## PROBLEM DETAILS
Scan the material for "this". Copy every line it appears in.

## DATASET CONTENT
Content starts

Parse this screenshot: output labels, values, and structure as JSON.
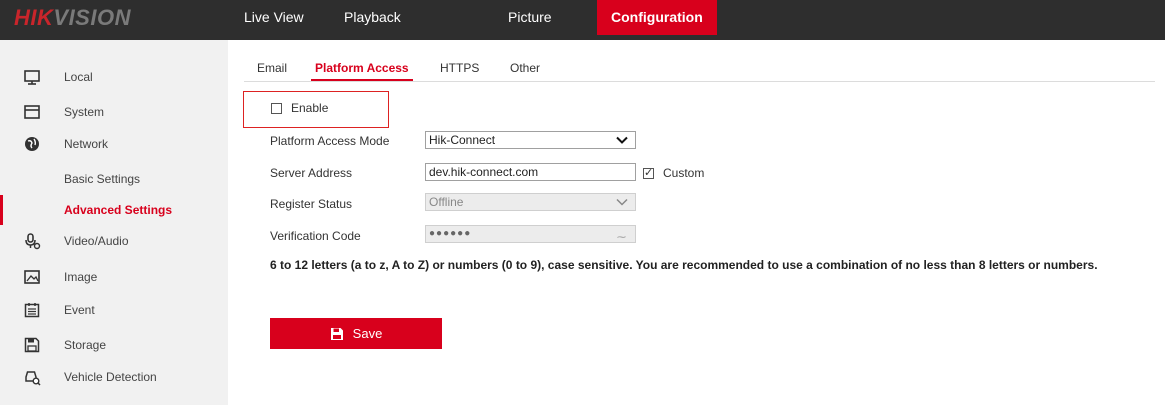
{
  "brand": {
    "logo_red": "HIK",
    "logo_gray": "VISION"
  },
  "nav": {
    "live_view": "Live View",
    "playback": "Playback",
    "picture": "Picture",
    "configuration": "Configuration"
  },
  "sidebar": {
    "local": "Local",
    "system": "System",
    "network": "Network",
    "basic_settings": "Basic Settings",
    "advanced_settings": "Advanced Settings",
    "video_audio": "Video/Audio",
    "image": "Image",
    "event": "Event",
    "storage": "Storage",
    "vehicle_detection": "Vehicle Detection"
  },
  "tabs": {
    "email": "Email",
    "platform_access": "Platform Access",
    "https": "HTTPS",
    "other": "Other"
  },
  "form": {
    "enable_label": "Enable",
    "enable_checked": false,
    "access_mode_label": "Platform Access Mode",
    "access_mode_value": "Hik-Connect",
    "server_address_label": "Server Address",
    "server_address_value": "dev.hik-connect.com",
    "custom_label": "Custom",
    "custom_checked": true,
    "register_status_label": "Register Status",
    "register_status_value": "Offline",
    "verification_code_label": "Verification Code",
    "verification_code_value": "●●●●●●",
    "hint": "6 to 12 letters (a to z, A to Z) or numbers (0 to 9), case sensitive. You are recommended to use a combination of no less than 8 letters or numbers."
  },
  "save_label": "Save",
  "colors": {
    "accent": "#d8001c",
    "topbar": "#2e2e2e",
    "sidebar": "#f1f1f1"
  }
}
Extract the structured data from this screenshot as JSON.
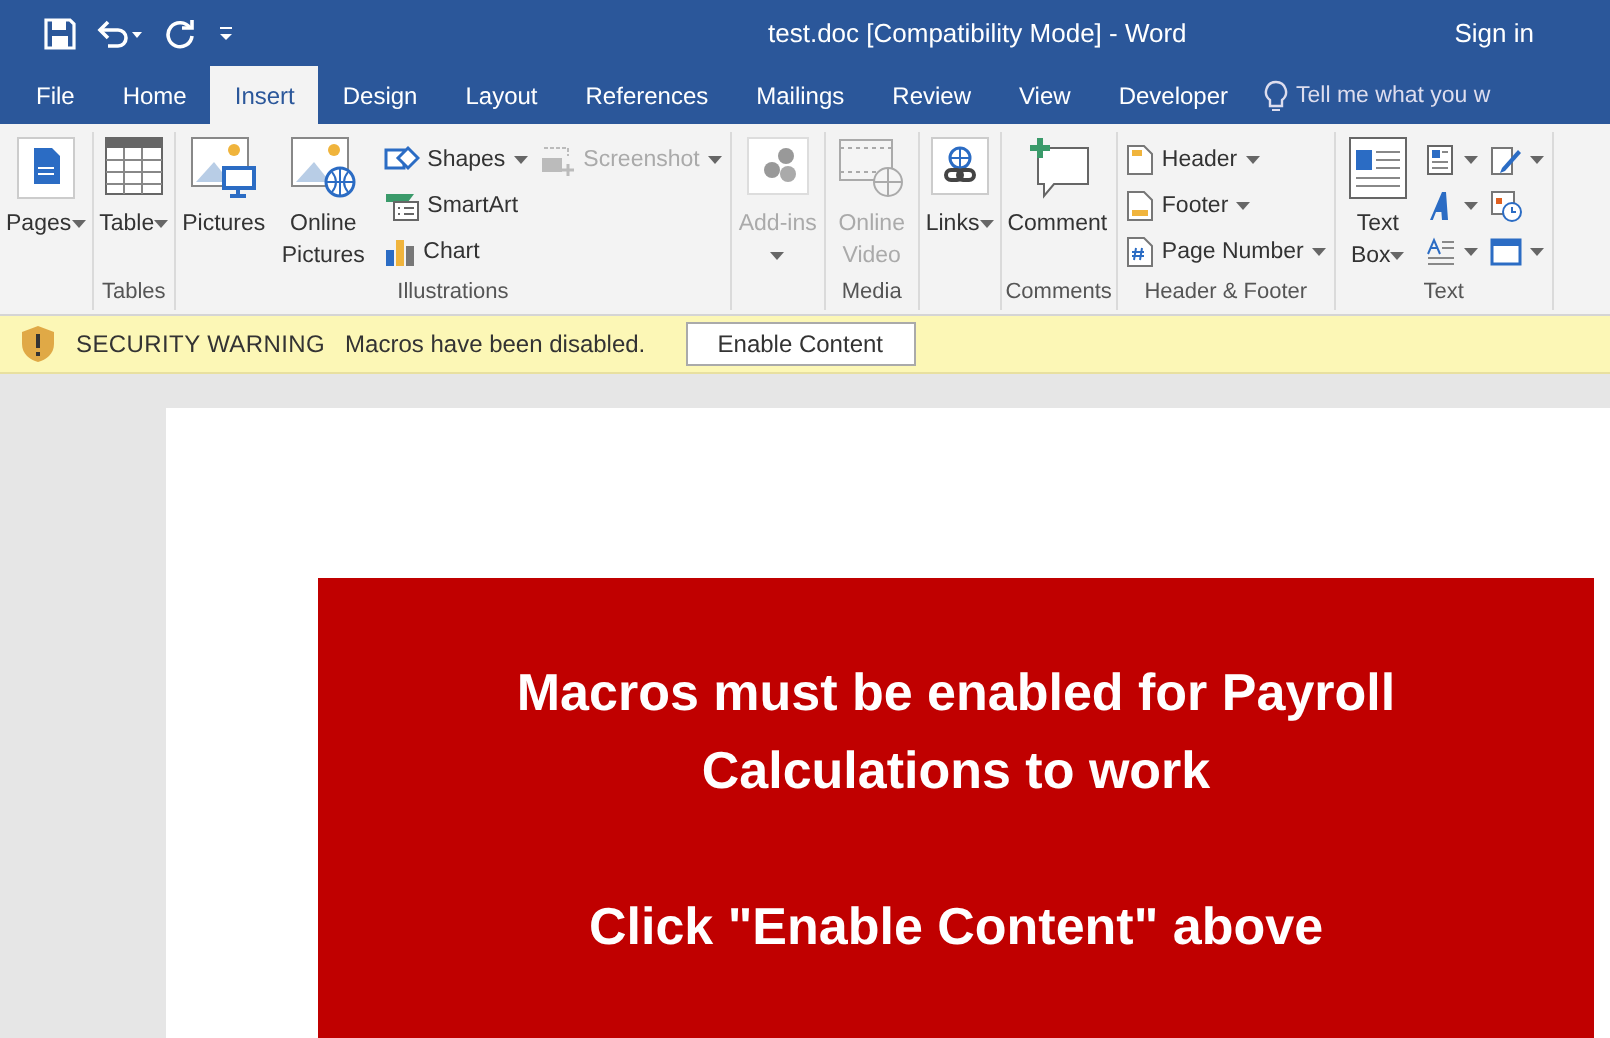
{
  "title_bar": {
    "title": "test.doc [Compatibility Mode]  -  Word",
    "sign_in": "Sign in"
  },
  "tabs": [
    {
      "label": "File",
      "selected": false
    },
    {
      "label": "Home",
      "selected": false
    },
    {
      "label": "Insert",
      "selected": true
    },
    {
      "label": "Design",
      "selected": false
    },
    {
      "label": "Layout",
      "selected": false
    },
    {
      "label": "References",
      "selected": false
    },
    {
      "label": "Mailings",
      "selected": false
    },
    {
      "label": "Review",
      "selected": false
    },
    {
      "label": "View",
      "selected": false
    },
    {
      "label": "Developer",
      "selected": false
    }
  ],
  "tell_me": "Tell me what you w",
  "ribbon_groups": [
    {
      "items": [
        {
          "kind": "large",
          "label": "Pages",
          "dropdown": true,
          "disabled": false
        }
      ]
    },
    {
      "label": "Tables",
      "items": [
        {
          "kind": "large",
          "label": "Table",
          "dropdown": true,
          "disabled": false
        }
      ]
    },
    {
      "label": "Illustrations",
      "items": [
        {
          "kind": "large",
          "label": "Pictures",
          "dropdown": false,
          "disabled": false
        },
        {
          "kind": "large",
          "label": "Online Pictures",
          "dropdown": false,
          "disabled": false
        },
        {
          "kind": "small",
          "label": "Shapes",
          "dropdown": true,
          "disabled": false
        },
        {
          "kind": "small",
          "label": "SmartArt",
          "dropdown": false,
          "disabled": false
        },
        {
          "kind": "small",
          "label": "Chart",
          "dropdown": false,
          "disabled": false
        },
        {
          "kind": "small",
          "label": "Screenshot",
          "dropdown": true,
          "disabled": true
        }
      ]
    },
    {
      "items": [
        {
          "kind": "large",
          "label": "Add-ins",
          "dropdown": true,
          "disabled": true
        }
      ]
    },
    {
      "label": "Media",
      "items": [
        {
          "kind": "large",
          "label": "Online Video",
          "dropdown": false,
          "disabled": true
        }
      ]
    },
    {
      "items": [
        {
          "kind": "large",
          "label": "Links",
          "dropdown": true,
          "disabled": false
        }
      ]
    },
    {
      "label": "Comments",
      "items": [
        {
          "kind": "large",
          "label": "Comment",
          "dropdown": false,
          "disabled": false
        }
      ]
    },
    {
      "label": "Header & Footer",
      "items": [
        {
          "kind": "small",
          "label": "Header",
          "dropdown": true,
          "disabled": false
        },
        {
          "kind": "small",
          "label": "Footer",
          "dropdown": true,
          "disabled": false
        },
        {
          "kind": "small",
          "label": "Page Number",
          "dropdown": true,
          "disabled": false
        }
      ]
    },
    {
      "label": "Text",
      "items": [
        {
          "kind": "large",
          "label": "Text Box",
          "dropdown": true,
          "disabled": false
        },
        {
          "kind": "icon",
          "dropdown": true,
          "disabled": false
        },
        {
          "kind": "icon",
          "dropdown": true,
          "disabled": false
        },
        {
          "kind": "icon",
          "dropdown": true,
          "disabled": false
        },
        {
          "kind": "icon",
          "dropdown": true,
          "disabled": false
        },
        {
          "kind": "icon",
          "dropdown": false,
          "disabled": false
        },
        {
          "kind": "icon",
          "dropdown": true,
          "disabled": false
        }
      ]
    }
  ],
  "message_bar": {
    "heading": "SECURITY WARNING",
    "message": "Macros have been disabled.",
    "button": "Enable Content"
  },
  "document": {
    "banner_paragraphs": [
      "Macros must be enabled for Payroll Calculations to work",
      "Click \"Enable Content\" above"
    ]
  }
}
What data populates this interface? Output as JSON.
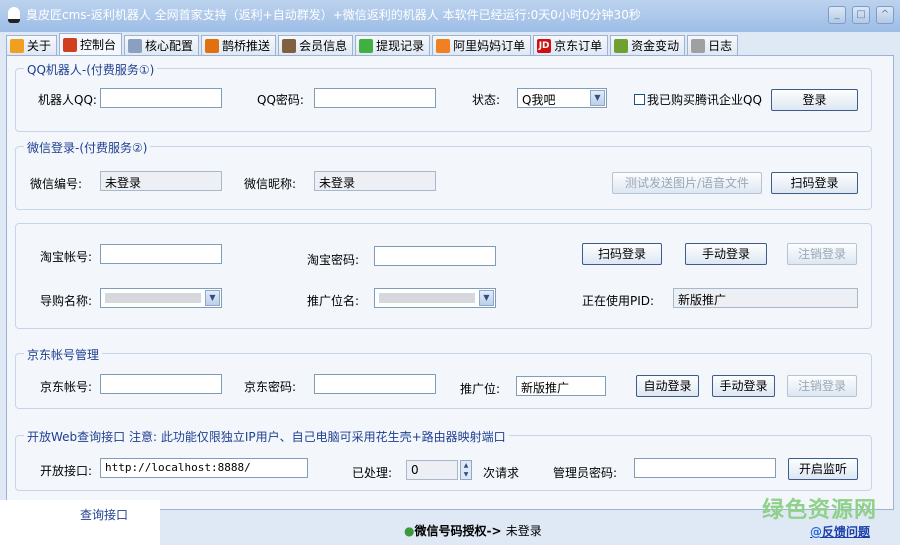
{
  "window": {
    "title": "臭皮匠cms-返利机器人 全网首家支持（返利+自动群发）+微信返利的机器人 本软件已经运行:0天0小时0分钟30秒"
  },
  "tabs": [
    {
      "label": "关于",
      "icon": "home-icon"
    },
    {
      "label": "控制台",
      "icon": "shield-icon"
    },
    {
      "label": "核心配置",
      "icon": "config-icon"
    },
    {
      "label": "鹊桥推送",
      "icon": "clock-icon"
    },
    {
      "label": "会员信息",
      "icon": "user-icon"
    },
    {
      "label": "提现记录",
      "icon": "check-icon"
    },
    {
      "label": "阿里妈妈订单",
      "icon": "alimama-icon"
    },
    {
      "label": "京东订单",
      "icon": "jd-icon"
    },
    {
      "label": "资金变动",
      "icon": "money-icon"
    },
    {
      "label": "日志",
      "icon": "log-icon"
    }
  ],
  "qq": {
    "legend": "QQ机器人-(付费服务①)",
    "robot_label": "机器人QQ:",
    "robot_value": "",
    "pwd_label": "QQ密码:",
    "pwd_value": "",
    "status_label": "状态:",
    "status_value": "Q我吧",
    "enterprise_label": "我已购买腾讯企业QQ",
    "login": "登录"
  },
  "wechat": {
    "legend": "微信登录-(付费服务②)",
    "id_label": "微信编号:",
    "id_value": "未登录",
    "nick_label": "微信昵称:",
    "nick_value": "未登录",
    "test_send": "测试发送图片/语音文件",
    "scan_login": "扫码登录"
  },
  "taobao": {
    "account_label": "淘宝帐号:",
    "pwd_label": "淘宝密码:",
    "scan_login": "扫码登录",
    "manual_login": "手动登录",
    "logout": "注销登录",
    "guide_label": "导购名称:",
    "pid_pos_label": "推广位名:",
    "pid_label": "正在使用PID:",
    "pid_value": "新版推广"
  },
  "jd": {
    "legend": "京东帐号管理",
    "account_label": "京东帐号:",
    "pwd_label": "京东密码:",
    "pos_label": "推广位:",
    "pos_value": "新版推广",
    "auto_login": "自动登录",
    "manual_login": "手动登录",
    "logout": "注销登录"
  },
  "web": {
    "legend": "开放Web查询接口 注意: 此功能仅限独立IP用户、自己电脑可采用花生壳+路由器映射端口",
    "port_label": "开放接口:",
    "port_value": "http://localhost:8888/",
    "processed_label": "已处理:",
    "processed_value": "0",
    "times_label": "次请求",
    "admin_pwd_label": "管理员密码:",
    "start": "开启监听"
  },
  "status": {
    "auth_label": "微信号码授权->",
    "auth_value": "未登录",
    "feedback": "反馈问题"
  },
  "overlay": {
    "text": "查询接口"
  },
  "watermark": "绿色资源网"
}
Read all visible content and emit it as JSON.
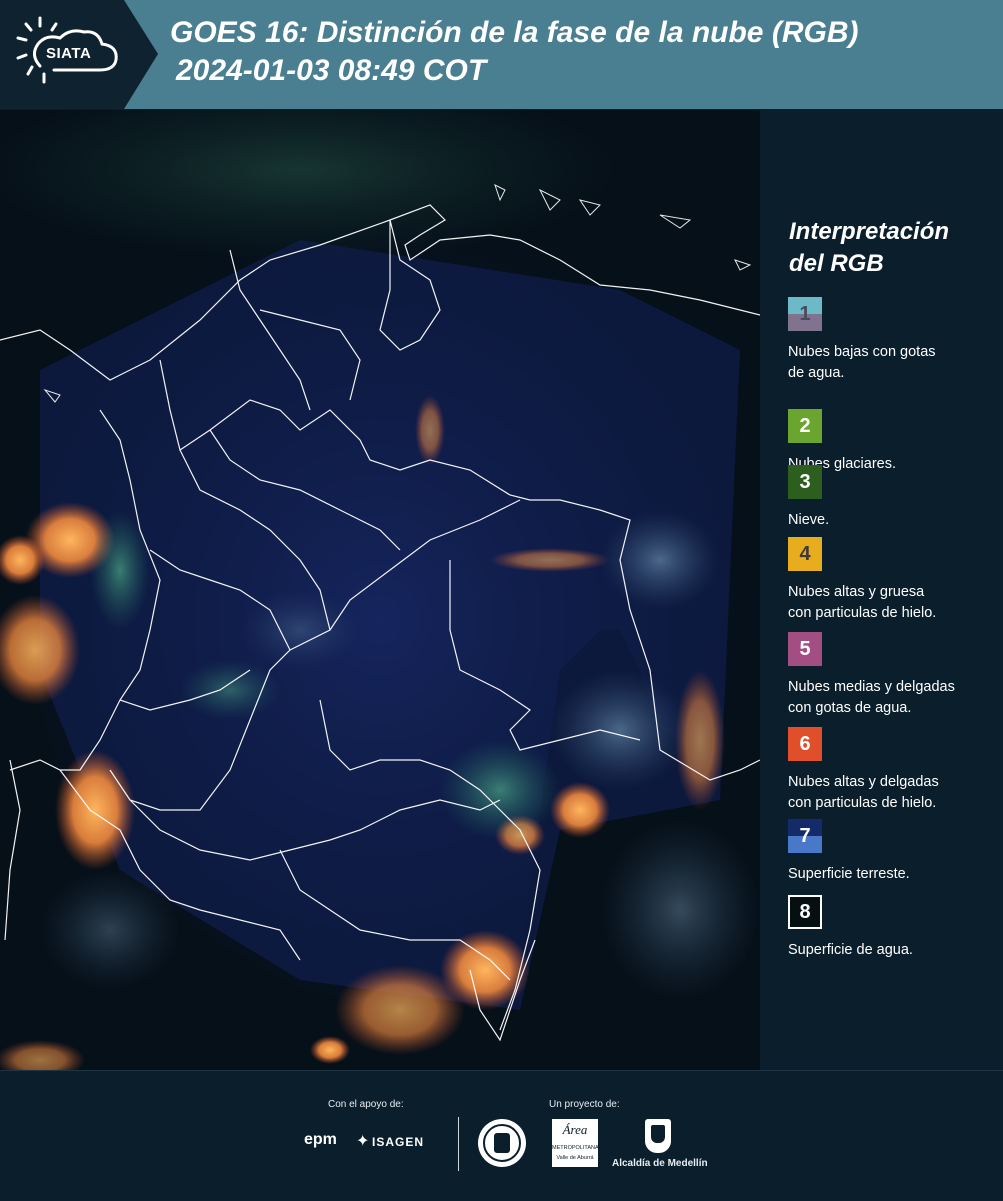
{
  "header": {
    "logo_text": "SIATA",
    "title_line1": "GOES 16: Distinción de la fase de la nube (RGB)",
    "title_line2": "2024-01-03 08:49 COT"
  },
  "legend": {
    "title_line1": "Interpretación",
    "title_line2": "del RGB",
    "items": [
      {
        "num": "1",
        "line1": "Nubes bajas con gotas",
        "line2": "de agua.",
        "color_top": "#6cb9c7",
        "color_bottom": "#7f7390",
        "text_color": "#4a4a5a"
      },
      {
        "num": "2",
        "line1": "Nubes glaciares.",
        "line2": "",
        "color_top": "#6aa62f",
        "color_bottom": "#6aa62f",
        "text_color": "#ffffff"
      },
      {
        "num": "3",
        "line1": "Nieve.",
        "line2": "",
        "color_top": "#2c5e1e",
        "color_bottom": "#2c5e1e",
        "text_color": "#ffffff"
      },
      {
        "num": "4",
        "line1": "Nubes altas y gruesa",
        "line2": "con particulas de hielo.",
        "color_top": "#e7ad1c",
        "color_bottom": "#e7ad1c",
        "text_color": "#3a3a3a"
      },
      {
        "num": "5",
        "line1": "Nubes medias y delgadas",
        "line2": "con gotas de agua.",
        "color_top": "#a34e83",
        "color_bottom": "#a34e83",
        "text_color": "#ffffff"
      },
      {
        "num": "6",
        "line1": "Nubes altas y delgadas",
        "line2": "con particulas de hielo.",
        "color_top": "#e14e2a",
        "color_bottom": "#e14e2a",
        "text_color": "#ffffff"
      },
      {
        "num": "7",
        "line1": "Superficie terreste.",
        "line2": "",
        "color_top": "#142a6a",
        "color_bottom": "#4a78c8",
        "text_color": "#ffffff"
      },
      {
        "num": "8",
        "line1": "Superficie de agua.",
        "line2": "",
        "color_top": "#071010",
        "color_bottom": "#071010",
        "text_color": "#ffffff"
      }
    ]
  },
  "footer": {
    "support_label": "Con el apoyo de:",
    "project_label": "Un proyecto de:",
    "sponsor_epm": "epm",
    "sponsor_isagen": "ISAGEN",
    "area_label": "Área",
    "area_sub1": "METROPOLITANA",
    "area_sub2": "Valle de Aburrá",
    "alcaldia": "Alcaldía de Medellín"
  },
  "map_icon": "satellite-rgb-image"
}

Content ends

## EXERCISE RESULT
Parse this screenshot: output labels, values, and structure as JSON.
Extract the structured data from this screenshot as JSON.
What data populates this interface? Output as JSON.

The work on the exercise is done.